-- Opening Marker --

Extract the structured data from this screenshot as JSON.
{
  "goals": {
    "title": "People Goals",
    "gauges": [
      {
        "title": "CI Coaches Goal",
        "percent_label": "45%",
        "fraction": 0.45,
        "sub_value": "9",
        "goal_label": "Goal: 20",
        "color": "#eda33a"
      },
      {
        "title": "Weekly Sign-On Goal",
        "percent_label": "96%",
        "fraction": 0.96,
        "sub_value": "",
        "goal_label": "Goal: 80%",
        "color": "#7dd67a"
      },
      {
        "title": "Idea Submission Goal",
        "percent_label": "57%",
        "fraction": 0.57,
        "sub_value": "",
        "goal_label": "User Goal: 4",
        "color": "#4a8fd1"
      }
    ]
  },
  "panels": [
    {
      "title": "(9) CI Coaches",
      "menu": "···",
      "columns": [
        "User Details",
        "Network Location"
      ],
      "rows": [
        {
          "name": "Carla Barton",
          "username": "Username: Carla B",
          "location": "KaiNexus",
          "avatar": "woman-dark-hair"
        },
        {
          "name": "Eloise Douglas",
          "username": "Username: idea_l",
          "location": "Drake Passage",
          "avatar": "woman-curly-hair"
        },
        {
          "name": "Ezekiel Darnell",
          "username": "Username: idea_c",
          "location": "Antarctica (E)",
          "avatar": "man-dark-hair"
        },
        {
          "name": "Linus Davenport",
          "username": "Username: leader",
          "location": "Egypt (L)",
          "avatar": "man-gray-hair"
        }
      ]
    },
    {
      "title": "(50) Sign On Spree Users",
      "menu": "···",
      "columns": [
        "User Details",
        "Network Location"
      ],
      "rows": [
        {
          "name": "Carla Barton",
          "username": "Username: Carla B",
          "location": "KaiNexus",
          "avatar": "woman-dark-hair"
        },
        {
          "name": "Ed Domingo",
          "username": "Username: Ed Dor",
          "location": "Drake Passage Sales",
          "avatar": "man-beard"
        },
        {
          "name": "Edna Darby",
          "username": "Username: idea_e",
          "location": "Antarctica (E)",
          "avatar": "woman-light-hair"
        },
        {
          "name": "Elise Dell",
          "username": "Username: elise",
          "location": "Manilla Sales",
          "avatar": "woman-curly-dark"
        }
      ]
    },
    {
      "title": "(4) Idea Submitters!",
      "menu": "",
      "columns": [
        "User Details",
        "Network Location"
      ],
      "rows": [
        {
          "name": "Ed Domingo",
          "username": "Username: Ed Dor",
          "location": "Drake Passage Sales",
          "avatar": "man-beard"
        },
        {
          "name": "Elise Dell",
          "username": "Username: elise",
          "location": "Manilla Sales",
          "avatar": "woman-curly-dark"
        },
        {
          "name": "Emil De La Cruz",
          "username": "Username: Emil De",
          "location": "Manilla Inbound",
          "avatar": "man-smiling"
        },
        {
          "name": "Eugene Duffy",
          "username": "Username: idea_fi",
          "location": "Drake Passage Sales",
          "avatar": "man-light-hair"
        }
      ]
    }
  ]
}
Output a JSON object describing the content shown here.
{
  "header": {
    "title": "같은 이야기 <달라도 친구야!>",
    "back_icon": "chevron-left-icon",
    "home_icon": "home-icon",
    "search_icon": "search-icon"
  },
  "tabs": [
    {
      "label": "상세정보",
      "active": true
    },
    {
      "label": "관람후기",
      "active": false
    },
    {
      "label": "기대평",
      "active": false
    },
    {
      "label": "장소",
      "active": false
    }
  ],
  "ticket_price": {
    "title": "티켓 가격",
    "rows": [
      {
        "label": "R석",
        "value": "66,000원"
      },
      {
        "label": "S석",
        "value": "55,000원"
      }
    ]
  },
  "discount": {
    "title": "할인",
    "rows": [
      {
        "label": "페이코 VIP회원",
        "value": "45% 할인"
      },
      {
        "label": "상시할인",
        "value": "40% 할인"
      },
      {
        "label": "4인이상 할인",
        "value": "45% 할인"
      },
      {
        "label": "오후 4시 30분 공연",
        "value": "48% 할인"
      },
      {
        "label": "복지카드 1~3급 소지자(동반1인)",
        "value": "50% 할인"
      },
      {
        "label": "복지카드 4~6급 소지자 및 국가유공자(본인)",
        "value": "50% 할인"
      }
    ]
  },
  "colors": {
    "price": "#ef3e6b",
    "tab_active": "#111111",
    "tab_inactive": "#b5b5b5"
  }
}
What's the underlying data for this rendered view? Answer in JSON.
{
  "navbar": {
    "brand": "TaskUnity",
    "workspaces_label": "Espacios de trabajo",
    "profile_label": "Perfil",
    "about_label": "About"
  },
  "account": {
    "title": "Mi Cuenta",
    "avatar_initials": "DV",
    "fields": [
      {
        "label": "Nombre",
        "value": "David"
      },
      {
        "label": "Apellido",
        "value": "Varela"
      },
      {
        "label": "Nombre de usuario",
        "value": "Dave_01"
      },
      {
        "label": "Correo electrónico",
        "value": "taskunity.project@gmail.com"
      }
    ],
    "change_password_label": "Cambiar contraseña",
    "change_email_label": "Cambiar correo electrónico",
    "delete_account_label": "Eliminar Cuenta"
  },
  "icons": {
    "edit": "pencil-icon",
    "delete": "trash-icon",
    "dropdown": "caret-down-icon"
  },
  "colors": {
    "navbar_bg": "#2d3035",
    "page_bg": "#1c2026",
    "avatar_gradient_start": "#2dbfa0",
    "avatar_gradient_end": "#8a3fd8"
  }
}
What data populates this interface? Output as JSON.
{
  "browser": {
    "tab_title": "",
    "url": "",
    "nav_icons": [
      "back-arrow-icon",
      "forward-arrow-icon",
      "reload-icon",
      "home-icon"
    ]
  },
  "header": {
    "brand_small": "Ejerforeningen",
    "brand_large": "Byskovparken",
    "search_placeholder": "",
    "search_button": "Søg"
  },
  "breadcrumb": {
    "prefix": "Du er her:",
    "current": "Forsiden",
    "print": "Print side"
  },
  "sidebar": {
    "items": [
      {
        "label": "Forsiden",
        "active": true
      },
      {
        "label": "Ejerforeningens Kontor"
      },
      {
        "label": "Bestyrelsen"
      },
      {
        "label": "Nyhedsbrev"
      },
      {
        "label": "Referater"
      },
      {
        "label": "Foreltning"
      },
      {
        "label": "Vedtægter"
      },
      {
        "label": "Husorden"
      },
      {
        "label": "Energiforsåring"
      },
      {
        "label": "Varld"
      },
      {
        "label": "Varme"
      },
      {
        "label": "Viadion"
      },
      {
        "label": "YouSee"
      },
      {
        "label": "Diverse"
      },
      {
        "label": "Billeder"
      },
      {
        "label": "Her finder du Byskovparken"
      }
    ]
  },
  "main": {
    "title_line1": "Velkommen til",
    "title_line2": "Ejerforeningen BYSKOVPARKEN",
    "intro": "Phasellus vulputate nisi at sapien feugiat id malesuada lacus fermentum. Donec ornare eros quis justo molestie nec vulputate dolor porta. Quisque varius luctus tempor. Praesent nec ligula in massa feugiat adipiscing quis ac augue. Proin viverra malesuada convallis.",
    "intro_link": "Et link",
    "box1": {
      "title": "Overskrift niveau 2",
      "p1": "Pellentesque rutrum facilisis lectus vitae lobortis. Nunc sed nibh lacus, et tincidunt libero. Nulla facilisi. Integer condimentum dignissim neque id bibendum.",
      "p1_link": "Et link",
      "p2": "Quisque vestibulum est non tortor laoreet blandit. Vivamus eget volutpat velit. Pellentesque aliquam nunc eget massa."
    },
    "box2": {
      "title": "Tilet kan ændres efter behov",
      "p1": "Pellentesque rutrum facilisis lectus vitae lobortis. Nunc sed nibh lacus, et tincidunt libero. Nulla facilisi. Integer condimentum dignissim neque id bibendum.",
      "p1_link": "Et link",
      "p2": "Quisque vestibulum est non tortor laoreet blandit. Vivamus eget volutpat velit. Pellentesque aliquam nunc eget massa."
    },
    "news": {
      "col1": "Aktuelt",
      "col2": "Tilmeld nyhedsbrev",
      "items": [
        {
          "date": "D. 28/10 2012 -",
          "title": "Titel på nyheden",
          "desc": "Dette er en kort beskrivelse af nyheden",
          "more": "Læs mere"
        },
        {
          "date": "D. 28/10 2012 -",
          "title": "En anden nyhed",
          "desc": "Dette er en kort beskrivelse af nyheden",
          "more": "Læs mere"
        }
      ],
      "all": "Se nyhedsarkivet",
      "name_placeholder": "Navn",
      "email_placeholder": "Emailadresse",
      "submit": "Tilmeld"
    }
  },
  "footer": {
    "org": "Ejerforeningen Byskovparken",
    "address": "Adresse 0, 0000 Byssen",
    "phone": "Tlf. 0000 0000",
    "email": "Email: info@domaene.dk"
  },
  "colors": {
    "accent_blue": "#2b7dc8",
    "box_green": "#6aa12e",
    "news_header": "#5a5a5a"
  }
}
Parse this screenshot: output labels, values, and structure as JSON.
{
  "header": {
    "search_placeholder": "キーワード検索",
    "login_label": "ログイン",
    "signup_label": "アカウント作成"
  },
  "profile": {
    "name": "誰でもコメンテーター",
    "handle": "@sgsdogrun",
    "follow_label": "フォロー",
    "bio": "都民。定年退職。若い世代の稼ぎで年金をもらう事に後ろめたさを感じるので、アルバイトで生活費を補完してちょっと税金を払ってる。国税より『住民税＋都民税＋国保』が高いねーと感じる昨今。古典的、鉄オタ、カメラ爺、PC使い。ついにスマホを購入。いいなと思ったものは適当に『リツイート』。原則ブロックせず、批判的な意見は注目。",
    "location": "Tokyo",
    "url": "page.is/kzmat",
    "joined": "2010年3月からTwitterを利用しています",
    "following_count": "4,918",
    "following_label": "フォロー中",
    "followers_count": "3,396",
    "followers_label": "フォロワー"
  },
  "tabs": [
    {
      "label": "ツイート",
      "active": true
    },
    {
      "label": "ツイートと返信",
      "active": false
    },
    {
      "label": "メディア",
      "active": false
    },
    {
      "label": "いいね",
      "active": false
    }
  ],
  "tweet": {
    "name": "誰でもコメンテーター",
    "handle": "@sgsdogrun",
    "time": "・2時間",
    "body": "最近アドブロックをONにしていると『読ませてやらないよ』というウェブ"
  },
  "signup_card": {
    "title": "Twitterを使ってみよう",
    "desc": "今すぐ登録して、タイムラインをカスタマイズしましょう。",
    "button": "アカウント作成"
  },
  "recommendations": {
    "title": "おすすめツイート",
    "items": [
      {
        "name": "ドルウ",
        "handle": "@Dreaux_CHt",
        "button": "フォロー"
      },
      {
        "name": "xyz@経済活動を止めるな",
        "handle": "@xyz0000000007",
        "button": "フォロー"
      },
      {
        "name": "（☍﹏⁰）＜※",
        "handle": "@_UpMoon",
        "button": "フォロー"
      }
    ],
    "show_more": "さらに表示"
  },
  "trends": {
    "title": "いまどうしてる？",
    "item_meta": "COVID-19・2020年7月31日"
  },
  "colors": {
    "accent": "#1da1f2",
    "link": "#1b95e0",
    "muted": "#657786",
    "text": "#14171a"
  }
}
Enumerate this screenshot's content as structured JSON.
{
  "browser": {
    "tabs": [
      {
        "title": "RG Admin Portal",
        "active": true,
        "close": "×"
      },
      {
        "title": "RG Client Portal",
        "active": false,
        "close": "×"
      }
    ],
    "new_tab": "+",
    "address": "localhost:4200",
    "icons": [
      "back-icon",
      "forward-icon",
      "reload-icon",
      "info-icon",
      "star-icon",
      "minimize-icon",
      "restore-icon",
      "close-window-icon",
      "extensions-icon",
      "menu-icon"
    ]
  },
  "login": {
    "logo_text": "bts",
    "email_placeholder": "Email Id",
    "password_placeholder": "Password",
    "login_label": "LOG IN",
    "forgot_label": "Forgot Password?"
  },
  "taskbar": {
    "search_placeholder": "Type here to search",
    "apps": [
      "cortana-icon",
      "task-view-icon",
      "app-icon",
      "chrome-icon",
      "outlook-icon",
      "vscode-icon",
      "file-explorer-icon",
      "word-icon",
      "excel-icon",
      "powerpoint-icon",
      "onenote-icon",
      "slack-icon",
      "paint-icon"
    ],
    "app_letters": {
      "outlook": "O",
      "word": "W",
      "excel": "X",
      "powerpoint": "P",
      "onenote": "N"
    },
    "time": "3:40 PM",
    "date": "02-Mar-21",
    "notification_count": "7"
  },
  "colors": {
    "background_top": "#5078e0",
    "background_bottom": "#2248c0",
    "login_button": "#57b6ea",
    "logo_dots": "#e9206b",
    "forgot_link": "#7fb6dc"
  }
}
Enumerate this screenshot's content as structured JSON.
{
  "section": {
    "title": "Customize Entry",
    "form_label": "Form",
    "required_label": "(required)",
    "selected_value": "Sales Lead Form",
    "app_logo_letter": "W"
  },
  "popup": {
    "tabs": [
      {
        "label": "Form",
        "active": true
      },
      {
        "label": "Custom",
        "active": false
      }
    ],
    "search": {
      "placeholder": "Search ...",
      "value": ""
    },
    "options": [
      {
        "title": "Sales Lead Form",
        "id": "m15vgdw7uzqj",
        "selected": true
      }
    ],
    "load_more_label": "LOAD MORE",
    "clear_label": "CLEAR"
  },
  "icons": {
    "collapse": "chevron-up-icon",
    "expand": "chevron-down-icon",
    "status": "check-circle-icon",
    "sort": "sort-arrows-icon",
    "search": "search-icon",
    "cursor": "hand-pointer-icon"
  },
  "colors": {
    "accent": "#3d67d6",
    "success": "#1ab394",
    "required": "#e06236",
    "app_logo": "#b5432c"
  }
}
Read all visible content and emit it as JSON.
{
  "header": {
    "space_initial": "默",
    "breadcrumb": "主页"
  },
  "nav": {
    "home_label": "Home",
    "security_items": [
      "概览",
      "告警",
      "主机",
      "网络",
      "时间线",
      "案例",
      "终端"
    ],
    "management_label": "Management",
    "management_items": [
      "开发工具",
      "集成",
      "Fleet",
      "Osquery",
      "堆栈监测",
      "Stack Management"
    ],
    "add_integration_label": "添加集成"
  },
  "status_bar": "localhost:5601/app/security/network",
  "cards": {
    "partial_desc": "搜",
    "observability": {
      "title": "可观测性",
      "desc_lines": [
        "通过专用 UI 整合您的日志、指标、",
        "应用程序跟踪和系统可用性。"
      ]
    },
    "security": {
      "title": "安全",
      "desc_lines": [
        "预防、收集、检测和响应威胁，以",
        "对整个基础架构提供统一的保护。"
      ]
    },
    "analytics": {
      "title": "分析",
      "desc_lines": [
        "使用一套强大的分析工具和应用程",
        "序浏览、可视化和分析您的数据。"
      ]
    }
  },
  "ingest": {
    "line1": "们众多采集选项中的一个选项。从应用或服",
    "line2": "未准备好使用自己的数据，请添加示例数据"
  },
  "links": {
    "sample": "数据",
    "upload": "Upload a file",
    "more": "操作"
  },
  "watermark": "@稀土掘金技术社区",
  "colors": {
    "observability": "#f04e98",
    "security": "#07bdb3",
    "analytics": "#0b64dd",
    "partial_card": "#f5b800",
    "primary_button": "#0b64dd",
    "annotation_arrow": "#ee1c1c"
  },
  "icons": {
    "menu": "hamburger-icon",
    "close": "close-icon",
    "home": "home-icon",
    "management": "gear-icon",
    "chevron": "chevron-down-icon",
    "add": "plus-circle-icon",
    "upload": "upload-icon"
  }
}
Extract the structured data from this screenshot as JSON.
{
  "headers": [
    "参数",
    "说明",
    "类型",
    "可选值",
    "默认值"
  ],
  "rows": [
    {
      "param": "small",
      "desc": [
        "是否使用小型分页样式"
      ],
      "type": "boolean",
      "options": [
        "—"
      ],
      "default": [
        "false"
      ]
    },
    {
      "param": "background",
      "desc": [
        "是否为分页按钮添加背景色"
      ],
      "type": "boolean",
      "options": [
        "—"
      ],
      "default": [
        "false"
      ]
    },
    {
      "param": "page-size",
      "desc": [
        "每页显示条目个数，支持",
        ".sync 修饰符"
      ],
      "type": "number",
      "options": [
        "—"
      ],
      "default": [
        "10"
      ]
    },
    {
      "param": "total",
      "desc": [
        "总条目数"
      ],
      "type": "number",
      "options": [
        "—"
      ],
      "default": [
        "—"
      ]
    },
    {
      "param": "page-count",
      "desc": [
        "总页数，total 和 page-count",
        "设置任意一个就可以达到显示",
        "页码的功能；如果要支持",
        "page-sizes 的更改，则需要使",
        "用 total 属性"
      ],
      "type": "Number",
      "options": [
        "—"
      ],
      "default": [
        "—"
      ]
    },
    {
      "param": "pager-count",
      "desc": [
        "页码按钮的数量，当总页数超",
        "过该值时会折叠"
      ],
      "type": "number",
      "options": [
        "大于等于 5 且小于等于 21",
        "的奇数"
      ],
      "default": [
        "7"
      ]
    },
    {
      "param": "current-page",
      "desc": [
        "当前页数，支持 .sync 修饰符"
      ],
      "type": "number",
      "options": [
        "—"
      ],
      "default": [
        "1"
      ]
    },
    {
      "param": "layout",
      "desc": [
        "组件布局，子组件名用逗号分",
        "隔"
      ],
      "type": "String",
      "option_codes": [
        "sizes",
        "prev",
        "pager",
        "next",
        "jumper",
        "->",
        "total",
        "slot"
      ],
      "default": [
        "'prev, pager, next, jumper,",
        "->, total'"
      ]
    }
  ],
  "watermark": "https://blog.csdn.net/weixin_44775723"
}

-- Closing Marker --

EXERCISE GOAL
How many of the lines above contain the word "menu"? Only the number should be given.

RESPONSE AREA
5